During a walk around the Denbighshire site with Glyndwr University Vice Chancellor, Professor Michael Scott, the Parliamentary Under Secretary of State for Wales also met with Dr Phil Harris, managing director of Glyndwr Innovations, which was again named among the top companies in Wales at the recent Fast Growth 50 Awards.
Baroness Randerson said: “It’s been a fascinating tour around the building, and I think what you’re doing here is at the edge of science and precision - it is of international significance. Importantly, it’s not just cutting edge, it’s also technology that can be applied to solve the world’s problems and puts Wales at the forefront of scientific development, with close links to business as well.
“I think this site is an example of the best that our universities in Wales can produce – it really is quite stunning.”
Dr Harris thanked Baroness Randerson for visiting the centre, and said: “We have some of the UK’s finest companies under one roof, with commercial and collaborative partners all over the world.
“We and the businesses based here at the OpTIC Centre are leading the way in the fields of technology and industry; she was very complimentary about the work we’re doing in North Wales.”

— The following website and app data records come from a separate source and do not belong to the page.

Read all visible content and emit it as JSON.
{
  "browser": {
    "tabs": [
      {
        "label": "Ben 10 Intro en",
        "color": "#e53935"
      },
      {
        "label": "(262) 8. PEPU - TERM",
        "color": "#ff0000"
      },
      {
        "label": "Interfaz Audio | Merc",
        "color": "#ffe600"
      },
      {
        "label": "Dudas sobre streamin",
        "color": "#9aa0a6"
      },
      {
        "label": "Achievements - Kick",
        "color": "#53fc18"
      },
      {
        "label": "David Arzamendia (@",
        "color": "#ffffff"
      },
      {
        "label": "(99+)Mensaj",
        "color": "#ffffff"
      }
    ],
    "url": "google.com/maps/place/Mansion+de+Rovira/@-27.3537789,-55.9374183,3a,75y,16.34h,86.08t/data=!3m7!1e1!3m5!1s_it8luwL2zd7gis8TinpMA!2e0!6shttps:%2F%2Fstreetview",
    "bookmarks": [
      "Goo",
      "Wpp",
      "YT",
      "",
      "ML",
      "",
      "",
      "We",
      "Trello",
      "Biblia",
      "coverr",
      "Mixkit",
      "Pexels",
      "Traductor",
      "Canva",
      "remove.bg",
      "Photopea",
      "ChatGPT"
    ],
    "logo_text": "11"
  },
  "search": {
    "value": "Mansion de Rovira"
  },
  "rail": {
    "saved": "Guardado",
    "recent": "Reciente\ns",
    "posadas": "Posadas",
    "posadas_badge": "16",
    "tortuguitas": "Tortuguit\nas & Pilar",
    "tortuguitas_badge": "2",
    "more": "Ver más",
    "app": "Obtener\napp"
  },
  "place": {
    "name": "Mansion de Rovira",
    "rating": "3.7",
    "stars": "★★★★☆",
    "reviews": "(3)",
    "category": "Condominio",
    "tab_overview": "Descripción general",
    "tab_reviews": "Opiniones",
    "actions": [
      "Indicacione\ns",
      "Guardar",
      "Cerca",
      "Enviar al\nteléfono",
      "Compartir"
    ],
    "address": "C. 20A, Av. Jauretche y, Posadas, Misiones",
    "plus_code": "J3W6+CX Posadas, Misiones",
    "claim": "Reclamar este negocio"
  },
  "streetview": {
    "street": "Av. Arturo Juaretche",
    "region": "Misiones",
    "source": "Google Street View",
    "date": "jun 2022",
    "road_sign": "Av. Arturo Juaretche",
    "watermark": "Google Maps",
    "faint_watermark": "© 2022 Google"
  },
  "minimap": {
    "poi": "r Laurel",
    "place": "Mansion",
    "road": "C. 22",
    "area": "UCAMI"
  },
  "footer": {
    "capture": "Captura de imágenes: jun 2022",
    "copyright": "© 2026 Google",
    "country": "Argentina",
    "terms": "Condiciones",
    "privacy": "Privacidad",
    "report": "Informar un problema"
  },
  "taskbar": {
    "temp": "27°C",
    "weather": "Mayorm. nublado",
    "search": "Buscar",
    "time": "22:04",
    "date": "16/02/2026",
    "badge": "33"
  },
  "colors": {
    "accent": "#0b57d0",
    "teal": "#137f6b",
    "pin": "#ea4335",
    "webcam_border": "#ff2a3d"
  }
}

Baroness Randerson later spent time with businesses based in the incubation units at the OpTIC Centre, including View Holographics and Diamond Drum Turning, and at the Centre for Solar Energy Research.